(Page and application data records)

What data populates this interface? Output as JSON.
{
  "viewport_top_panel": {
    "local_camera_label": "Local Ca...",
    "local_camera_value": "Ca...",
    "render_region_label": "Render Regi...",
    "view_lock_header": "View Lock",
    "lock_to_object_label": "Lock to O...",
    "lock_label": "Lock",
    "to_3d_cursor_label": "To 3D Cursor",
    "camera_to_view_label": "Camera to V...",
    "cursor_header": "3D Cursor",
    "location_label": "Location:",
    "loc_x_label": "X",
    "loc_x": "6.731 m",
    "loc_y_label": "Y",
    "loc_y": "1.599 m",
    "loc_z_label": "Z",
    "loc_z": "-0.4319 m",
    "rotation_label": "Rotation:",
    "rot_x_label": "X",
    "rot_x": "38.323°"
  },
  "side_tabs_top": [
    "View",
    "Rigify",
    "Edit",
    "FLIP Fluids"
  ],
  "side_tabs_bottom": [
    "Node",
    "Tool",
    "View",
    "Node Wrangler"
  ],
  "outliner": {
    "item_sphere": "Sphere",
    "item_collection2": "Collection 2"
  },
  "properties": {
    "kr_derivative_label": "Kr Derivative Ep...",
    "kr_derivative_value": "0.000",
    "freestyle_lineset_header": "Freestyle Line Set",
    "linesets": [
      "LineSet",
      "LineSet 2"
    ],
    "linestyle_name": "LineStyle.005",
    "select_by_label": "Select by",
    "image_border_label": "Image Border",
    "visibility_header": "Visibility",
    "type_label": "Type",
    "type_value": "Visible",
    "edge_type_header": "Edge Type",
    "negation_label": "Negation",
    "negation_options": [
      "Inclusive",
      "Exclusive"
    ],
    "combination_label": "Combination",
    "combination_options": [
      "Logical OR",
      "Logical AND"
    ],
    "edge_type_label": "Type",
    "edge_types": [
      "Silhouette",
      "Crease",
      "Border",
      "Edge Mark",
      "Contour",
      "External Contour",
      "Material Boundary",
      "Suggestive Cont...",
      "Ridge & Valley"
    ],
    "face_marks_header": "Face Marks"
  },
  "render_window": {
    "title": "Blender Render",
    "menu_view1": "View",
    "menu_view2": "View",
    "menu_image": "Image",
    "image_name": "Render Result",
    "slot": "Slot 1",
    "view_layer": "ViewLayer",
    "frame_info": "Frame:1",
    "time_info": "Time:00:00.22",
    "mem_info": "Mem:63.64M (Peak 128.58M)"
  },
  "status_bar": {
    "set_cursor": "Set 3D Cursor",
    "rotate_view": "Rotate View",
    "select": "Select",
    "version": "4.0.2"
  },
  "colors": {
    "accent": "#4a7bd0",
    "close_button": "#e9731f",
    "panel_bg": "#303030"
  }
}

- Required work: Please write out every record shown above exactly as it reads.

- The completed task:
What data populates this interface? Output as JSON.
{
  "viewport_top_panel": {
    "local_camera_label": "Local Ca...",
    "local_camera_value": "Ca...",
    "render_region_label": "Render Regi...",
    "view_lock_header": "View Lock",
    "lock_to_object_label": "Lock to O...",
    "lock_label": "Lock",
    "to_3d_cursor_label": "To 3D Cursor",
    "camera_to_view_label": "Camera to V...",
    "cursor_header": "3D Cursor",
    "location_label": "Location:",
    "loc_x_label": "X",
    "loc_x": "6.731 m",
    "loc_y_label": "Y",
    "loc_y": "1.599 m",
    "loc_z_label": "Z",
    "loc_z": "-0.4319 m",
    "rotation_label": "Rotation:",
    "rot_x_label": "X",
    "rot_x": "38.323°"
  },
  "side_tabs_top": [
    "View",
    "Rigify",
    "Edit",
    "FLIP Fluids"
  ],
  "side_tabs_bottom": [
    "Node",
    "Tool",
    "View",
    "Node Wrangler"
  ],
  "outliner": {
    "item_sphere": "Sphere",
    "item_collection2": "Collection 2"
  },
  "properties": {
    "kr_derivative_label": "Kr Derivative Ep...",
    "kr_derivative_value": "0.000",
    "freestyle_lineset_header": "Freestyle Line Set",
    "linesets": [
      "LineSet",
      "LineSet 2"
    ],
    "linestyle_name": "LineStyle.005",
    "select_by_label": "Select by",
    "image_border_label": "Image Border",
    "visibility_header": "Visibility",
    "type_label": "Type",
    "type_value": "Visible",
    "edge_type_header": "Edge Type",
    "negation_label": "Negation",
    "negation_options": [
      "Inclusive",
      "Exclusive"
    ],
    "combination_label": "Combination",
    "combination_options": [
      "Logical OR",
      "Logical AND"
    ],
    "edge_type_label": "Type",
    "edge_types": [
      "Silhouette",
      "Crease",
      "Border",
      "Edge Mark",
      "Contour",
      "External Contour",
      "Material Boundary",
      "Suggestive Cont...",
      "Ridge & Valley"
    ],
    "face_marks_header": "Face Marks"
  },
  "render_window": {
    "title": "Blender Render",
    "menu_view1": "View",
    "menu_view2": "View",
    "menu_image": "Image",
    "image_name": "Render Result",
    "slot": "Slot 1",
    "view_layer": "ViewLayer",
    "frame_info": "Frame:1",
    "time_info": "Time:00:00.22",
    "mem_info": "Mem:63.64M (Peak 128.58M)"
  },
  "status_bar": {
    "set_cursor": "Set 3D Cursor",
    "rotate_view": "Rotate View",
    "select": "Select",
    "version": "4.0.2"
  },
  "colors": {
    "accent": "#4a7bd0",
    "close_button": "#e9731f",
    "panel_bg": "#303030"
  }
}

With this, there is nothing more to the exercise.